“This has been a growing problem in many of our neighborhoods. It’s evident by the large volume of calls my office receives on the matter, not to mention concerns expressed at local Community Boards and police precinct meetings” said Senator Krueger.  “I am a strong supporter of expanded, safe biking access but everybody needs to follow the rules.  This legislation will bring us far closer to a responsible public policy for the coexistence of  bike delivery persons and  pedestrians.”

S4528-A works to enforce Section 10-157 of the Administrative Code of the City of New York which requires all commercial bicycle operators to carry identification cards as well as wear an obvious visual means of identification with the name of the establishment or a registered number identified solely with a particular business address. 
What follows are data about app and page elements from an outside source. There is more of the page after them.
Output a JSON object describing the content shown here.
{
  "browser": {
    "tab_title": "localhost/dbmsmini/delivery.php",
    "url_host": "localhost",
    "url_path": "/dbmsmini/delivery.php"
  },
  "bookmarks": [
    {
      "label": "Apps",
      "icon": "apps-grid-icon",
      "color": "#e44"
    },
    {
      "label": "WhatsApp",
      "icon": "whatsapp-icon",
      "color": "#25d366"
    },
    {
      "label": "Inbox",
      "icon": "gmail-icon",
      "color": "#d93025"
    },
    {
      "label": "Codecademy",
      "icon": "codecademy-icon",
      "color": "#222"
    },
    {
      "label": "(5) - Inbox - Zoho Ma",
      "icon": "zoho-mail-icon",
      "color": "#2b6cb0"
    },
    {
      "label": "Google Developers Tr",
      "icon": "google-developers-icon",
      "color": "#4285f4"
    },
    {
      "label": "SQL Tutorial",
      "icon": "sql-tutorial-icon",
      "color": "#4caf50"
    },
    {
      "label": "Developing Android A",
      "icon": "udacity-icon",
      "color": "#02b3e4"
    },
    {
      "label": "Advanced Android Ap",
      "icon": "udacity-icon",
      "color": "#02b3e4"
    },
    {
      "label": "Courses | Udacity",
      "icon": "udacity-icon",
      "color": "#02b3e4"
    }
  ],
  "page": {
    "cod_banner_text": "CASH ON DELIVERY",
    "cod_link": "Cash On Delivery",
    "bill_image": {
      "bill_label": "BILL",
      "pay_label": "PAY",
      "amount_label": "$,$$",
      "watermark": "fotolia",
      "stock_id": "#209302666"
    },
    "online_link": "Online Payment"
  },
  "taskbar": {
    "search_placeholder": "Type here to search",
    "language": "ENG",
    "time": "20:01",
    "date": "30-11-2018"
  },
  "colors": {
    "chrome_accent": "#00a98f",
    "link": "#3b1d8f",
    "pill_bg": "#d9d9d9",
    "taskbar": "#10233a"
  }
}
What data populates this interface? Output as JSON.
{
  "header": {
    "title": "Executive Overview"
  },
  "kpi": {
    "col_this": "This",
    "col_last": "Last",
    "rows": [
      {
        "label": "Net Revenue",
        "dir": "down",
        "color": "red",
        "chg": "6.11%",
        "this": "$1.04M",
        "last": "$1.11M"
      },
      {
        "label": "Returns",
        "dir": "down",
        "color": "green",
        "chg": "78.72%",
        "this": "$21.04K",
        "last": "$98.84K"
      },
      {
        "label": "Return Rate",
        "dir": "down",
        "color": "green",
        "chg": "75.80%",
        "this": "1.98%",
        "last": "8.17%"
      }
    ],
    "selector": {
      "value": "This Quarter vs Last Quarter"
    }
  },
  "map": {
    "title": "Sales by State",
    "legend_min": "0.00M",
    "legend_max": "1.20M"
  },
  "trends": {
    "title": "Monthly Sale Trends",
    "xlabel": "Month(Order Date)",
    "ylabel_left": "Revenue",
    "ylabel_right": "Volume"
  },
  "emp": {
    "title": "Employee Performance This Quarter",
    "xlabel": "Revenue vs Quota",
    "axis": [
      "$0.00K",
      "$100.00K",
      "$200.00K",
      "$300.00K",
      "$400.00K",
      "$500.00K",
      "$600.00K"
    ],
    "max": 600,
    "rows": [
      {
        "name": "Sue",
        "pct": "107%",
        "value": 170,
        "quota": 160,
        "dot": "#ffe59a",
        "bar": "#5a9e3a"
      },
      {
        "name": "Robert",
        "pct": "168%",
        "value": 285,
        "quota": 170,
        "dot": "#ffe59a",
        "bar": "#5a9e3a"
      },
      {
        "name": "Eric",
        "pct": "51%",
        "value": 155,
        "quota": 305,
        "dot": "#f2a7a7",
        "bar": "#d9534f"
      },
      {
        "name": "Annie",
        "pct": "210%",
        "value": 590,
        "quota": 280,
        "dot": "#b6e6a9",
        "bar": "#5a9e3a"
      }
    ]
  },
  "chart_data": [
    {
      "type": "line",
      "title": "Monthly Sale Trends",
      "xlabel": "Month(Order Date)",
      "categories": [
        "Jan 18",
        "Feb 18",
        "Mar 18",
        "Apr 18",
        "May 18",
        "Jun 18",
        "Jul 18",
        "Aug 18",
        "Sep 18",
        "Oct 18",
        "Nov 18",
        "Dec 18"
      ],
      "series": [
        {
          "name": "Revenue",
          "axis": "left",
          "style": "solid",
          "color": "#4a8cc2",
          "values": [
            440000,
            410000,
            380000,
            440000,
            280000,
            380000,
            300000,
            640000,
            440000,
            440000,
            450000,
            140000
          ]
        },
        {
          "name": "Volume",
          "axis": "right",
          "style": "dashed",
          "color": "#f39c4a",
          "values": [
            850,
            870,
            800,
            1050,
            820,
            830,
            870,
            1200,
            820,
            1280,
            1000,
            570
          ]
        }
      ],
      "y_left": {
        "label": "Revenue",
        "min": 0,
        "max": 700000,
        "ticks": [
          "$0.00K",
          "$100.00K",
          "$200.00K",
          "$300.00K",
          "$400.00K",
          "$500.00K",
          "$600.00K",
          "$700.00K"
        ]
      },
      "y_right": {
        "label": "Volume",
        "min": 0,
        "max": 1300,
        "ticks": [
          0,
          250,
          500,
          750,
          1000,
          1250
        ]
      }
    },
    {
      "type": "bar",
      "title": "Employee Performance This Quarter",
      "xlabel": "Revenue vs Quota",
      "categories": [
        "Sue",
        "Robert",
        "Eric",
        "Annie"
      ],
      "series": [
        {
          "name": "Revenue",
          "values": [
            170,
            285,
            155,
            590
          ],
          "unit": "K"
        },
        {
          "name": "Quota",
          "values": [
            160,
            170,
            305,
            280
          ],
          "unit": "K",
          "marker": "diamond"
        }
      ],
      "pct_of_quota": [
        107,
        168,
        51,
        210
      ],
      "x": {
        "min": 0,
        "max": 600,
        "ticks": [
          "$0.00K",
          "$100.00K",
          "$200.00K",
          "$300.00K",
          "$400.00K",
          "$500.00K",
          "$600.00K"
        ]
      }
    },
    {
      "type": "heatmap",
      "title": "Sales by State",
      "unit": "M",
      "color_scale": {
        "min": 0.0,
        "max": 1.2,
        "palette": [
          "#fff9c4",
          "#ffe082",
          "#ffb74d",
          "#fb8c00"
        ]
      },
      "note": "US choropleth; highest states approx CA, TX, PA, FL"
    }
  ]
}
 "The issue of sharing our streets among pedestrians, bicyclists and motorists is one of compromise.  We must all work together to ensure general public safety.  This legislation will go far in ensuring the proper regulations are in place so our community's public safety can be enforced.  I am pleased to see the Senate’s approval of this legislation, working toward a responsible policy for keeping our pedestrians safe by removing the threat of bicycles on our sidewalks.”

211 East 43rd Street, Suite #401
New York, NY 10017
Tel:  (212) 490-9535
Fax: (212) 490-2151